### Source data ###

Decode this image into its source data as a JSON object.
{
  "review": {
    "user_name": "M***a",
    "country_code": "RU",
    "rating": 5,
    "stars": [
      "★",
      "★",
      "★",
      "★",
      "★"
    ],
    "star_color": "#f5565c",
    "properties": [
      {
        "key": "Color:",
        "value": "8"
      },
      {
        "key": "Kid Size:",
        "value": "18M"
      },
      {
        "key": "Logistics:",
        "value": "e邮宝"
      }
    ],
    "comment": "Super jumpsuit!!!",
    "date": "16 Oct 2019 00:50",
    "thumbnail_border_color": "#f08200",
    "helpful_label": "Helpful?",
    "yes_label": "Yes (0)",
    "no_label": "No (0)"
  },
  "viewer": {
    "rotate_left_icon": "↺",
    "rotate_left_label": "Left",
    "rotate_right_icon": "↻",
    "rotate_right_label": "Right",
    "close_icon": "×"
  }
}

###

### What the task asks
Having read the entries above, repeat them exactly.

### Answer below
Decode this image into its source data as a JSON object.
{
  "review": {
    "user_name": "M***a",
    "country_code": "RU",
    "rating": 5,
    "stars": [
      "★",
      "★",
      "★",
      "★",
      "★"
    ],
    "star_color": "#f5565c",
    "properties": [
      {
        "key": "Color:",
        "value": "8"
      },
      {
        "key": "Kid Size:",
        "value": "18M"
      },
      {
        "key": "Logistics:",
        "value": "e邮宝"
      }
    ],
    "comment": "Super jumpsuit!!!",
    "date": "16 Oct 2019 00:50",
    "thumbnail_border_color": "#f08200",
    "helpful_label": "Helpful?",
    "yes_label": "Yes (0)",
    "no_label": "No (0)"
  },
  "viewer": {
    "rotate_left_icon": "↺",
    "rotate_left_label": "Left",
    "rotate_right_icon": "↻",
    "rotate_right_label": "Right",
    "close_icon": "×"
  }
}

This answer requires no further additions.